_MATERIAL FOR THE TASK_
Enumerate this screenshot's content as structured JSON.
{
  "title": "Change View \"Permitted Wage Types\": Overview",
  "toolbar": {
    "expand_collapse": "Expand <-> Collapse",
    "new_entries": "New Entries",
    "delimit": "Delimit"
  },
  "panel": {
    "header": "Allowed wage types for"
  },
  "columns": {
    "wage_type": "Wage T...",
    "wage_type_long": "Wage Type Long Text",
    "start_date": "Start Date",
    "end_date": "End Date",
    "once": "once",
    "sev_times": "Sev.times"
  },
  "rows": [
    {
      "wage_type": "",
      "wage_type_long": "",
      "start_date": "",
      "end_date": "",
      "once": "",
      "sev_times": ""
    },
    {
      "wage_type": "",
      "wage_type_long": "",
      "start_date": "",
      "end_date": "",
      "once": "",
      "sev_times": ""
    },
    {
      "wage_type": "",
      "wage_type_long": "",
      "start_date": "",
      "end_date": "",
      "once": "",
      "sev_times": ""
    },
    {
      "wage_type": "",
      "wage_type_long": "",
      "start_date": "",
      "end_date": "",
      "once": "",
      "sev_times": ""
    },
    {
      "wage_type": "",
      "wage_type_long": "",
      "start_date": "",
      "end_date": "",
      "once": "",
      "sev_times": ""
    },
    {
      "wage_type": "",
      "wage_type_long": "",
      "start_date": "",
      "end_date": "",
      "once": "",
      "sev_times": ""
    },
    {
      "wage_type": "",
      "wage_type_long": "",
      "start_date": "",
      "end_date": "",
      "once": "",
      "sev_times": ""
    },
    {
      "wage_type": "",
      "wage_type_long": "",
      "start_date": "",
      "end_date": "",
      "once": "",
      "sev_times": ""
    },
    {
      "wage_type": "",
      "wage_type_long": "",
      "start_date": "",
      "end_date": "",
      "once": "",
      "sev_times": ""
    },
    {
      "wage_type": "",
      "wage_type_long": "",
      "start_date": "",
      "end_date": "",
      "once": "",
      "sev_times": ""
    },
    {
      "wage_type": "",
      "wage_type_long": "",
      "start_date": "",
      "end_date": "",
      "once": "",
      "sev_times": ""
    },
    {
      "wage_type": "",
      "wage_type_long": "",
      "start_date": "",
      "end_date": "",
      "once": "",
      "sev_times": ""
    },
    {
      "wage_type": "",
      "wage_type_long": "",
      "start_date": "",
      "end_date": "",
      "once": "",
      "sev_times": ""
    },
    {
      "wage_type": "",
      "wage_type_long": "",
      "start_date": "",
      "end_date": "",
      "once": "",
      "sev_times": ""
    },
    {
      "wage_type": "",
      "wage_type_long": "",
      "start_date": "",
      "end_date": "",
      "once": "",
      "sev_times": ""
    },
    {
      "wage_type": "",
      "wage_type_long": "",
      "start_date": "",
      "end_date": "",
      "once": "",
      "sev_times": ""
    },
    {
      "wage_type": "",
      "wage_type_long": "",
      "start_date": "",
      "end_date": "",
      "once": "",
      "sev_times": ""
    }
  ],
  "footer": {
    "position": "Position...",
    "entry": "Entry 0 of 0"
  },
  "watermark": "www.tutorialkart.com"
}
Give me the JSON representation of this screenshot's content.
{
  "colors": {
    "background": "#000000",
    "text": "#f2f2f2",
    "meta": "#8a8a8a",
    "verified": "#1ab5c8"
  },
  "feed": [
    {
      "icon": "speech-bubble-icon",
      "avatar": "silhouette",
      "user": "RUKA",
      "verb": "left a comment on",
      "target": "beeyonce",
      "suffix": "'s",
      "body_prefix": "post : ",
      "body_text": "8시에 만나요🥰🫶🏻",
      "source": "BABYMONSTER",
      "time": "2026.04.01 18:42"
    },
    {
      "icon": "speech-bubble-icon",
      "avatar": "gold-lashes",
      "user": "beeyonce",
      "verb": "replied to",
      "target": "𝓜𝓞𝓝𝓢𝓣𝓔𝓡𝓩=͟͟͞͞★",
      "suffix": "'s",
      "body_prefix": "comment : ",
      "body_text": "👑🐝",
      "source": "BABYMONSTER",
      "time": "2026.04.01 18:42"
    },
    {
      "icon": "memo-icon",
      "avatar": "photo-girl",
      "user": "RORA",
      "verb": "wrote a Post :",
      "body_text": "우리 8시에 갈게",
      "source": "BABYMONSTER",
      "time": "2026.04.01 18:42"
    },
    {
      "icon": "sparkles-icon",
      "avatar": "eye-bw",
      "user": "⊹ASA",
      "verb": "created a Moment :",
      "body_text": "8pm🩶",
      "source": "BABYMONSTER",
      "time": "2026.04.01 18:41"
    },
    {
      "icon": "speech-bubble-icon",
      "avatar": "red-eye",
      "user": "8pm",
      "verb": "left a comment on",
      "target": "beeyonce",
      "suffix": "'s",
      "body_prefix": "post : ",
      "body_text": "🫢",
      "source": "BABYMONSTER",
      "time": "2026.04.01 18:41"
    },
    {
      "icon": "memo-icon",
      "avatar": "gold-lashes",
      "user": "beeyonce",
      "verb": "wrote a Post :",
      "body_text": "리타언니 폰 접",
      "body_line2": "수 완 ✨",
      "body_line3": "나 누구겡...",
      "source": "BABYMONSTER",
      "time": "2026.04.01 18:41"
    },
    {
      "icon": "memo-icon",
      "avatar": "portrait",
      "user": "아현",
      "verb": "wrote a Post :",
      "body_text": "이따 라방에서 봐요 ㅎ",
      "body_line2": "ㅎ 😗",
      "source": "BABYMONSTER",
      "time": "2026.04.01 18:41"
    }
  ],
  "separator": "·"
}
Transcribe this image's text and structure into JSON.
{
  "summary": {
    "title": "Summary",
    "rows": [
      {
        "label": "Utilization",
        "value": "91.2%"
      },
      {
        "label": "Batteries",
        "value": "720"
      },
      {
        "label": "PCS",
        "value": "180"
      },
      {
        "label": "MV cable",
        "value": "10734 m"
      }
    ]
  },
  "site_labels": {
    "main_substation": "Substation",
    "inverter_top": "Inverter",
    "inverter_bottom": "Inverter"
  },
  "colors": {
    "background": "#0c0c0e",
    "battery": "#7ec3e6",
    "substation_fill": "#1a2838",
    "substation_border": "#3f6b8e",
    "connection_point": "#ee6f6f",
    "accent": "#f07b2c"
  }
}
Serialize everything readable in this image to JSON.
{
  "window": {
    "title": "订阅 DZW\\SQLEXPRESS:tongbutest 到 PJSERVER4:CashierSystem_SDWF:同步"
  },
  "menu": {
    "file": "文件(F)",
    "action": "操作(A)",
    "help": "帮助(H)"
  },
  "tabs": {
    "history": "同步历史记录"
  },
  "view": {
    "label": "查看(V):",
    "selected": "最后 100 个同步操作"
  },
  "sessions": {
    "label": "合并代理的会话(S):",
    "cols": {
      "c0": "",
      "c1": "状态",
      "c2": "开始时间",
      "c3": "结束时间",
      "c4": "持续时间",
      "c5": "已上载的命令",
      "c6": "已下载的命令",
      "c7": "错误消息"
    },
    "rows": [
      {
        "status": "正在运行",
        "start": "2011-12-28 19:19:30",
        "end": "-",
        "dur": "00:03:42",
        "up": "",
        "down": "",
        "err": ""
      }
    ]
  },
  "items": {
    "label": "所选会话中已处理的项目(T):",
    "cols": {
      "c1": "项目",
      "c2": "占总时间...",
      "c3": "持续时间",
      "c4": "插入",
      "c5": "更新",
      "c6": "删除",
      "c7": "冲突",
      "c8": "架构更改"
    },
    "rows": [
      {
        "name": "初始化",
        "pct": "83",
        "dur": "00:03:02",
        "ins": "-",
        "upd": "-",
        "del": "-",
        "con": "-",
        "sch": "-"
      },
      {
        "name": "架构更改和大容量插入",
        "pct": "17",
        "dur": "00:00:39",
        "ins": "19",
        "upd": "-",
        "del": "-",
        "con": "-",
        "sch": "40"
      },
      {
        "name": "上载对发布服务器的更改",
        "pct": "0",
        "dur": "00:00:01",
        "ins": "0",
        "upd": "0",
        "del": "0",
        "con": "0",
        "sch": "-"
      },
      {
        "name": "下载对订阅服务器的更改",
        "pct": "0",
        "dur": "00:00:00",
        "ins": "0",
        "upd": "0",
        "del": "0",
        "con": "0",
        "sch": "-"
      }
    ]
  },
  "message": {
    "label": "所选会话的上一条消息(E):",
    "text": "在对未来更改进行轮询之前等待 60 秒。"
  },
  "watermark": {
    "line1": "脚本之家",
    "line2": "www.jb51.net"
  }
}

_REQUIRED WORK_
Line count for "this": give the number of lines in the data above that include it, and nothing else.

_RESPONSE AREA_
4